Our Mission is to provide comfort and support for people who seek asylum and refuge. Our volunteers connect personally and accompany them as they navigate challenges such as: immigration court, shelter, health care, and work. We find resources that support their goals and healing from trauma. We are committed to the truth that every human being is worthy of a safe place to live and thrive.
The Santa Cruz Welcoming Network is an all-volunteer group of concerned community members dedicated to welcoming asylum seekers and other refugees and providing them with a network of care. The network was formed in 2019 by local residents, many from faith-based congregations. While recognizing the need to work for major change in the U.S. immigration system, we also recognized the urgent needs of many immigrant families in our own community.
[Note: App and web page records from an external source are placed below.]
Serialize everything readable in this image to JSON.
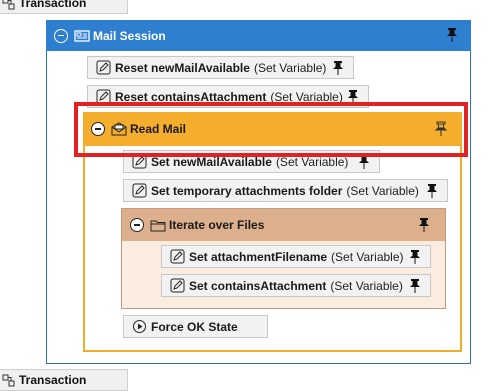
{
  "transaction_top": {
    "label": "Transaction"
  },
  "transaction_bottom": {
    "label": "Transaction"
  },
  "mail_session": {
    "label": "Mail Session",
    "actions": [
      {
        "name": "Reset newMailAvailable",
        "type": "(Set Variable)"
      },
      {
        "name": "Reset containsAttachment",
        "type": "(Set Variable)"
      }
    ]
  },
  "read_mail": {
    "label": "Read Mail",
    "actions": [
      {
        "name": "Set newMailAvailable",
        "type": "(Set Variable)"
      },
      {
        "name": "Set temporary attachments folder",
        "type": "(Set Variable)"
      }
    ],
    "iterate": {
      "label": "Iterate over Files",
      "actions": [
        {
          "name": "Set attachmentFilename",
          "type": "(Set Variable)"
        },
        {
          "name": "Set containsAttachment",
          "type": "(Set Variable)"
        }
      ]
    },
    "force_ok": {
      "label": "Force OK State"
    }
  },
  "colors": {
    "session_header": "#2f7fd0",
    "read_mail_header": "#f5ad2e",
    "iterate_header": "#dcb08c",
    "highlight": "#e02224"
  },
  "icons": {
    "transaction": "transaction-icon",
    "collapse": "collapse-icon",
    "session": "mail-session-icon",
    "pin": "pin-icon",
    "edit": "edit-pencil-icon",
    "read_mail": "read-mail-icon",
    "folder": "folder-icon",
    "play": "play-circle-icon"
  }
}
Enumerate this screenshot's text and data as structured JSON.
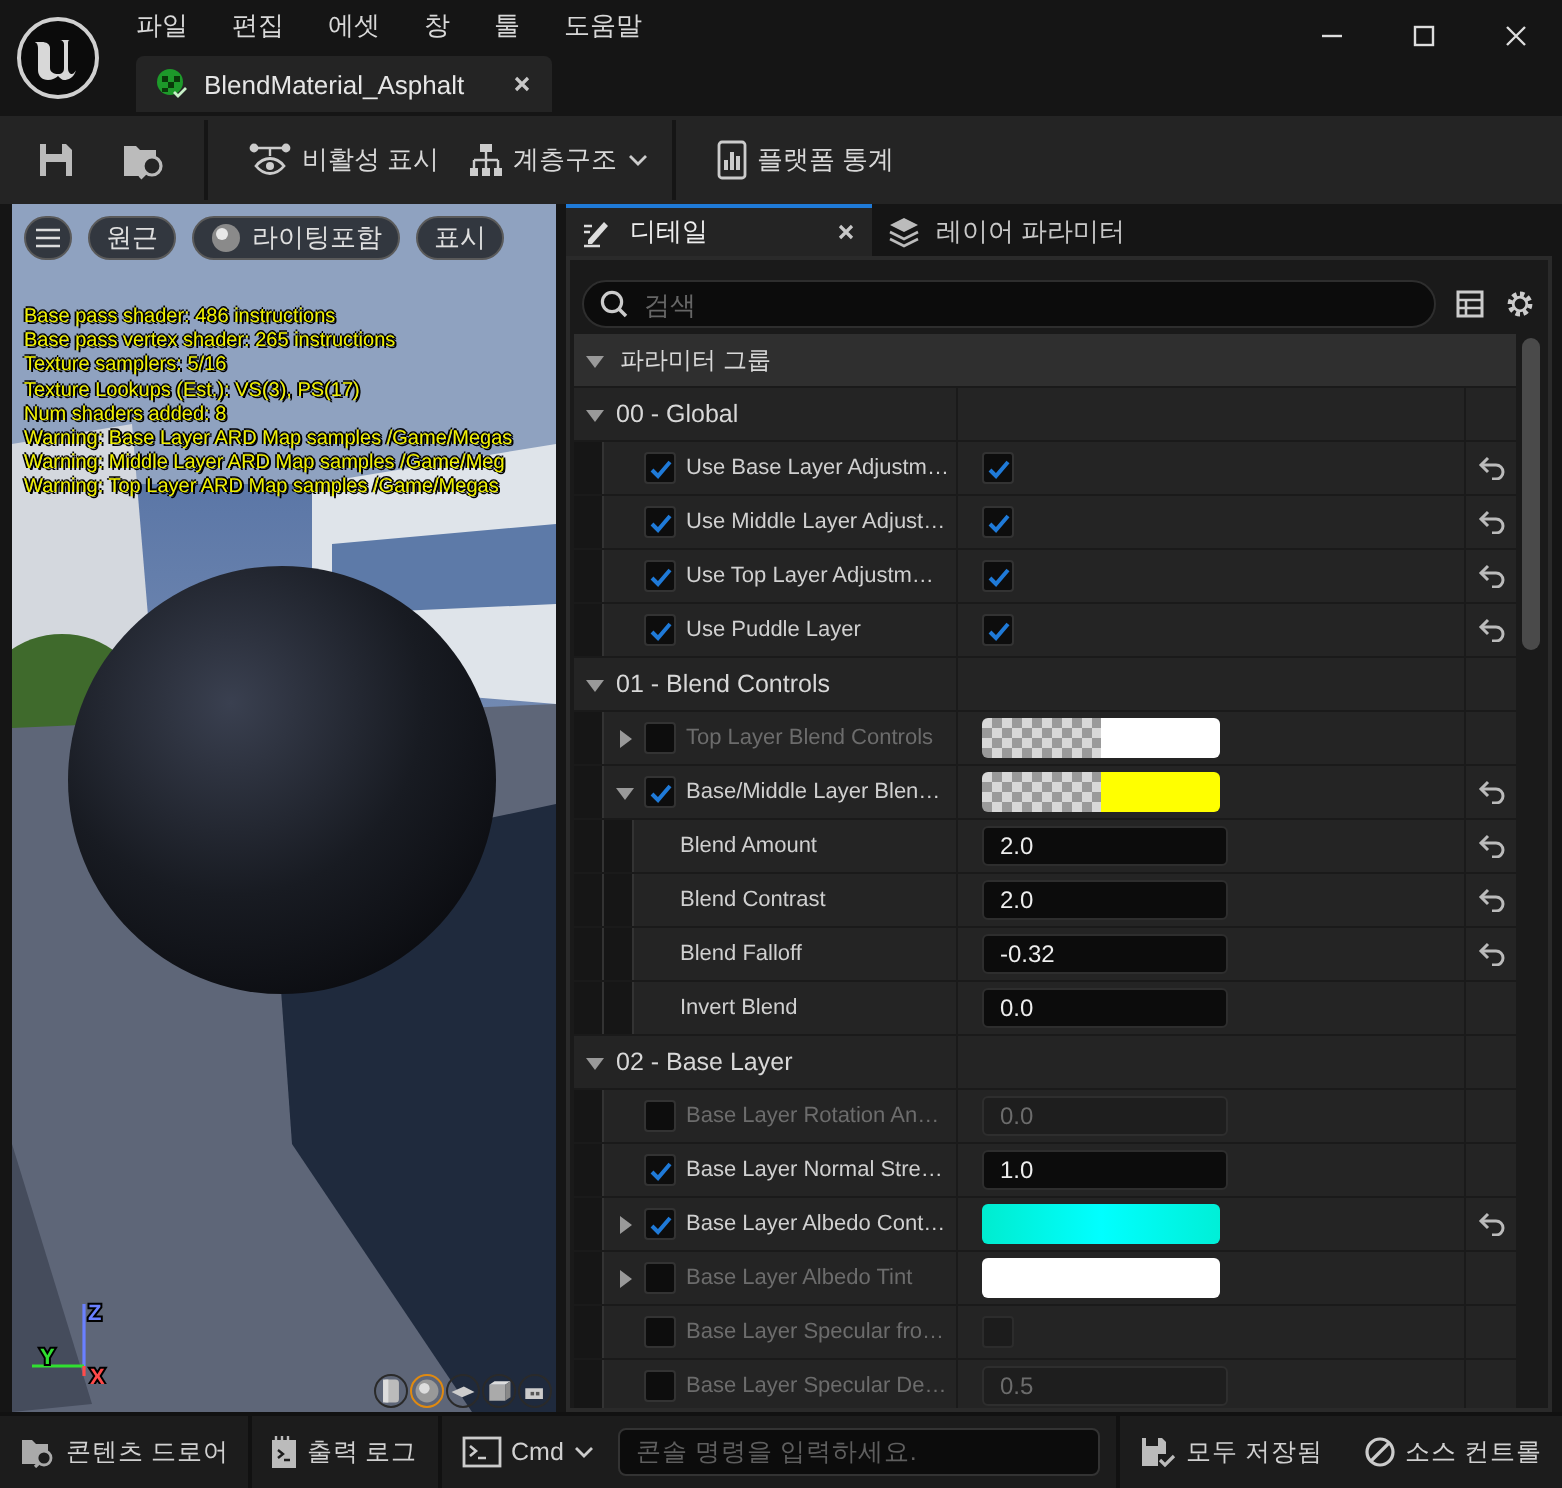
{
  "title_bar": {
    "menus": [
      "파일",
      "편집",
      "에셋",
      "창",
      "툴",
      "도움말"
    ],
    "document_tab": {
      "title": "BlendMaterial_Asphalt"
    }
  },
  "toolbar": {
    "buttons": [
      {
        "label": "비활성 표시",
        "dropdown": false
      },
      {
        "label": "계층구조",
        "dropdown": true
      },
      {
        "label": "플랫폼 통계",
        "dropdown": false
      }
    ]
  },
  "viewport": {
    "buttons": [
      {
        "label": "원근"
      },
      {
        "label": "라이팅포함"
      },
      {
        "label": "표시"
      }
    ],
    "stats": [
      "Base pass shader: 486 instructions",
      "Base pass vertex shader: 265 instructions",
      "Texture samplers: 5/16",
      "Texture Lookups (Est.): VS(3), PS(17)",
      "Num shaders added: 8",
      "Warning: Base Layer ARD Map samples /Game/Megas",
      "Warning: Middle Layer ARD Map samples /Game/Meg",
      "Warning: Top Layer ARD Map samples /Game/Megas"
    ],
    "axes": [
      {
        "label": "Z",
        "color": "#6a80ff"
      },
      {
        "label": "Y",
        "color": "#30e030"
      },
      {
        "label": "X",
        "color": "#ff4a4a"
      }
    ],
    "preview_shapes": [
      {
        "kind": "cylinder",
        "selected": false
      },
      {
        "kind": "sphere",
        "selected": true
      },
      {
        "kind": "plane",
        "selected": false
      },
      {
        "kind": "cube",
        "selected": false
      },
      {
        "kind": "teapot",
        "selected": false
      }
    ]
  },
  "details": {
    "tabs": [
      {
        "label": "디테일",
        "selected": true
      },
      {
        "label": "레이어 파라미터",
        "selected": false
      }
    ],
    "search": {
      "placeholder": "검색"
    },
    "header": {
      "label": "파라미터 그룹",
      "expanded": true
    },
    "groups": [
      {
        "label": "00 - Global",
        "expanded": true,
        "params": [
          {
            "label": "Use Base Layer Adjustm…",
            "override": true,
            "enabled": true,
            "value": {
              "kind": "bool",
              "checked": true
            },
            "reset": true
          },
          {
            "label": "Use Middle Layer Adjust…",
            "override": true,
            "enabled": true,
            "value": {
              "kind": "bool",
              "checked": true
            },
            "reset": true
          },
          {
            "label": "Use Top Layer Adjustm…",
            "override": true,
            "enabled": true,
            "value": {
              "kind": "bool",
              "checked": true
            },
            "reset": true
          },
          {
            "label": "Use Puddle Layer",
            "override": true,
            "enabled": true,
            "value": {
              "kind": "bool",
              "checked": true
            },
            "reset": true
          }
        ]
      },
      {
        "label": "01 - Blend Controls",
        "expanded": true,
        "params": [
          {
            "label": "Top Layer Blend Controls",
            "expanded": false,
            "override": false,
            "enabled": false,
            "value": {
              "kind": "color",
              "color": "#ffffff",
              "translucent": true
            },
            "reset": false
          },
          {
            "label": "Base/Middle Layer Blen…",
            "expanded": true,
            "override": true,
            "enabled": true,
            "value": {
              "kind": "color",
              "color": "#ffff00",
              "translucent": true
            },
            "reset": true,
            "children": [
              {
                "label": "Blend Amount",
                "enabled": true,
                "value": {
                  "kind": "number",
                  "text": "2.0"
                },
                "reset": true
              },
              {
                "label": "Blend Contrast",
                "enabled": true,
                "value": {
                  "kind": "number",
                  "text": "2.0"
                },
                "reset": true
              },
              {
                "label": "Blend Falloff",
                "enabled": true,
                "value": {
                  "kind": "number",
                  "text": "-0.32"
                },
                "reset": true
              },
              {
                "label": "Invert Blend",
                "enabled": true,
                "value": {
                  "kind": "number",
                  "text": "0.0"
                },
                "reset": false
              }
            ]
          }
        ]
      },
      {
        "label": "02 - Base Layer",
        "expanded": true,
        "params": [
          {
            "label": "Base Layer Rotation An…",
            "override": false,
            "enabled": false,
            "value": {
              "kind": "number",
              "text": "0.0"
            },
            "reset": false
          },
          {
            "label": "Base Layer Normal Stre…",
            "override": true,
            "enabled": true,
            "value": {
              "kind": "number",
              "text": "1.0"
            },
            "reset": false
          },
          {
            "label": "Base Layer Albedo Cont…",
            "expanded": false,
            "override": true,
            "enabled": true,
            "value": {
              "kind": "gradient",
              "color": "#00ffff"
            },
            "reset": true
          },
          {
            "label": "Base Layer Albedo Tint",
            "expanded": false,
            "override": false,
            "enabled": false,
            "value": {
              "kind": "color",
              "color": "#ffffff",
              "translucent": false
            },
            "reset": false
          },
          {
            "label": "Base Layer Specular fro…",
            "override": false,
            "enabled": false,
            "value": {
              "kind": "bool",
              "checked": false
            },
            "reset": false
          },
          {
            "label": "Base Layer Specular De…",
            "override": false,
            "enabled": false,
            "value": {
              "kind": "number",
              "text": "0.5"
            },
            "reset": false
          }
        ]
      }
    ]
  },
  "status_bar": {
    "left": [
      {
        "label": "콘텐츠 드로어"
      },
      {
        "label": "출력 로그"
      }
    ],
    "cmd": {
      "label": "Cmd"
    },
    "console": {
      "placeholder": "콘솔 명령을 입력하세요."
    },
    "right": [
      {
        "label": "모두 저장됨"
      },
      {
        "label": "소스 컨트롤"
      }
    ]
  }
}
We began by assisting an individual from Honduras to get out of detention and settle in our area, navigate life in the U.S., get a job, and become totally independent. Since then we have been able to help many other individuals and families in similar ways.
Referrals come to us from public school officials, local nonprofit service agencies, and organizations working at the borders. We meet with the family or individual to see what their needs and strengths are. We try to discern whether the Welcoming Network’s resources will be a good fit. If volunteers step forward to form a team, we proceed to assist the family. Team members coordinate to manage assistance and to make it easier on our new neighbors to get needs met.
We are an all-volunteer organization; no staff, no office, just a lot of good and organized energy. Our volunteers also have resource packets with sources that can help in the areas of health services, employment, legal services, and food resources. In some cases, volunteers offer a specific expertise, such as translation, assistance with computers, or filing legal forms. The most amazing multiplier effect occurs through Welcoming Network connections. For example, one volunteer may help a new neighbor pass their driving test, while another finds a donated car!
In some cases, we may offer modest financial assistance for a limited period of time while the family/individual is getting settled. All the people we have accompanied are eager to work and become self-sufficient.
As new needs arise, new volunteers and offers of help come forward. That is the Good News of the Welcoming Network.
The Welcoming Network serves refugees from all over the world.
Afghan refugees say "Thank You” by sharing food.